What is required. Copy every record exactly. Nothing may be skipped.

Web page and app entries
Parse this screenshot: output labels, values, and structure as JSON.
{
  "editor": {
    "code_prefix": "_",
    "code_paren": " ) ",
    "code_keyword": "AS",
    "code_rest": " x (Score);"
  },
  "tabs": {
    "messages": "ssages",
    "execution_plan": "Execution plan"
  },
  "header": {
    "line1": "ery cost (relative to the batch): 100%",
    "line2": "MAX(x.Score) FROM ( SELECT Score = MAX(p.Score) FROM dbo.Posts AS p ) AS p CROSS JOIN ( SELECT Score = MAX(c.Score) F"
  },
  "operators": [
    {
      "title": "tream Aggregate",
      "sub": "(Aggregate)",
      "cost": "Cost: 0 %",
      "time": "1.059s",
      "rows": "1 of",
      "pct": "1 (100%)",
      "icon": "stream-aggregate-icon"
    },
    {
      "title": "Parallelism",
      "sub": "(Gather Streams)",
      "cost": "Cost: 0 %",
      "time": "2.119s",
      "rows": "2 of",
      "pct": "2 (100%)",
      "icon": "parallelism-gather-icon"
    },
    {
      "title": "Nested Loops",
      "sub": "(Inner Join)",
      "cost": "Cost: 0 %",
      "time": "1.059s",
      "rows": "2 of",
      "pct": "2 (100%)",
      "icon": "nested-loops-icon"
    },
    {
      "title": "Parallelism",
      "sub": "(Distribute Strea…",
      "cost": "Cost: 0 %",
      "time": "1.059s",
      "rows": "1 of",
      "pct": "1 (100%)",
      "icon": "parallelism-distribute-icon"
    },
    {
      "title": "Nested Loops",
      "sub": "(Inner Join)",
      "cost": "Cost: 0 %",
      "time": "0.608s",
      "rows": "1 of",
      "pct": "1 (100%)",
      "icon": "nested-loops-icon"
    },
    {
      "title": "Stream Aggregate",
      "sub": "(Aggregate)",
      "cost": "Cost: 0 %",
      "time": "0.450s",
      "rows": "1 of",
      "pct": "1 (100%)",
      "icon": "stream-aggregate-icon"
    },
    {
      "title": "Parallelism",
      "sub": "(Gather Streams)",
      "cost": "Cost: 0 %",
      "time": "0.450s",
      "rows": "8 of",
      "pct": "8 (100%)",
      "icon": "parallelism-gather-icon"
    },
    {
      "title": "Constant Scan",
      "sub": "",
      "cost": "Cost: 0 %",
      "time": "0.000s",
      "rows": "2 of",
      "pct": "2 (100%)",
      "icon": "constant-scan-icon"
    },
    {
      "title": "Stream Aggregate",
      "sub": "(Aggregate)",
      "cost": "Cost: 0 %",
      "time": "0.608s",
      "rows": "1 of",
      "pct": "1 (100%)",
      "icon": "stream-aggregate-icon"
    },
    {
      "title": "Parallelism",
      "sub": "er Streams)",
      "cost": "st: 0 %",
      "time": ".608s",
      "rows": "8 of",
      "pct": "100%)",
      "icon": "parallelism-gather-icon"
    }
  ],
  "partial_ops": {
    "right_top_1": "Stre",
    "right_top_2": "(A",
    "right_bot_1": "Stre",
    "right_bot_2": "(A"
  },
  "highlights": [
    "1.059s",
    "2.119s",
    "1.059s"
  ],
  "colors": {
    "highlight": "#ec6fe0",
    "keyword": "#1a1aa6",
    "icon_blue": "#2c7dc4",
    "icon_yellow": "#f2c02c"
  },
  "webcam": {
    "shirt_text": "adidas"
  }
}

Answer space.
Parse this screenshot: output labels, values, and structure as JSON.
{
  "editor": {
    "code_prefix": "_",
    "code_paren": " ) ",
    "code_keyword": "AS",
    "code_rest": " x (Score);"
  },
  "tabs": {
    "messages": "ssages",
    "execution_plan": "Execution plan"
  },
  "header": {
    "line1": "ery cost (relative to the batch): 100%",
    "line2": "MAX(x.Score) FROM ( SELECT Score = MAX(p.Score) FROM dbo.Posts AS p ) AS p CROSS JOIN ( SELECT Score = MAX(c.Score) F"
  },
  "operators": [
    {
      "title": "tream Aggregate",
      "sub": "(Aggregate)",
      "cost": "Cost: 0 %",
      "time": "1.059s",
      "rows": "1 of",
      "pct": "1 (100%)",
      "icon": "stream-aggregate-icon"
    },
    {
      "title": "Parallelism",
      "sub": "(Gather Streams)",
      "cost": "Cost: 0 %",
      "time": "2.119s",
      "rows": "2 of",
      "pct": "2 (100%)",
      "icon": "parallelism-gather-icon"
    },
    {
      "title": "Nested Loops",
      "sub": "(Inner Join)",
      "cost": "Cost: 0 %",
      "time": "1.059s",
      "rows": "2 of",
      "pct": "2 (100%)",
      "icon": "nested-loops-icon"
    },
    {
      "title": "Parallelism",
      "sub": "(Distribute Strea…",
      "cost": "Cost: 0 %",
      "time": "1.059s",
      "rows": "1 of",
      "pct": "1 (100%)",
      "icon": "parallelism-distribute-icon"
    },
    {
      "title": "Nested Loops",
      "sub": "(Inner Join)",
      "cost": "Cost: 0 %",
      "time": "0.608s",
      "rows": "1 of",
      "pct": "1 (100%)",
      "icon": "nested-loops-icon"
    },
    {
      "title": "Stream Aggregate",
      "sub": "(Aggregate)",
      "cost": "Cost: 0 %",
      "time": "0.450s",
      "rows": "1 of",
      "pct": "1 (100%)",
      "icon": "stream-aggregate-icon"
    },
    {
      "title": "Parallelism",
      "sub": "(Gather Streams)",
      "cost": "Cost: 0 %",
      "time": "0.450s",
      "rows": "8 of",
      "pct": "8 (100%)",
      "icon": "parallelism-gather-icon"
    },
    {
      "title": "Constant Scan",
      "sub": "",
      "cost": "Cost: 0 %",
      "time": "0.000s",
      "rows": "2 of",
      "pct": "2 (100%)",
      "icon": "constant-scan-icon"
    },
    {
      "title": "Stream Aggregate",
      "sub": "(Aggregate)",
      "cost": "Cost: 0 %",
      "time": "0.608s",
      "rows": "1 of",
      "pct": "1 (100%)",
      "icon": "stream-aggregate-icon"
    },
    {
      "title": "Parallelism",
      "sub": "er Streams)",
      "cost": "st: 0 %",
      "time": ".608s",
      "rows": "8 of",
      "pct": "100%)",
      "icon": "parallelism-gather-icon"
    }
  ],
  "partial_ops": {
    "right_top_1": "Stre",
    "right_top_2": "(A",
    "right_bot_1": "Stre",
    "right_bot_2": "(A"
  },
  "highlights": [
    "1.059s",
    "2.119s",
    "1.059s"
  ],
  "colors": {
    "highlight": "#ec6fe0",
    "keyword": "#1a1aa6",
    "icon_blue": "#2c7dc4",
    "icon_yellow": "#f2c02c"
  },
  "webcam": {
    "shirt_text": "adidas"
  }
}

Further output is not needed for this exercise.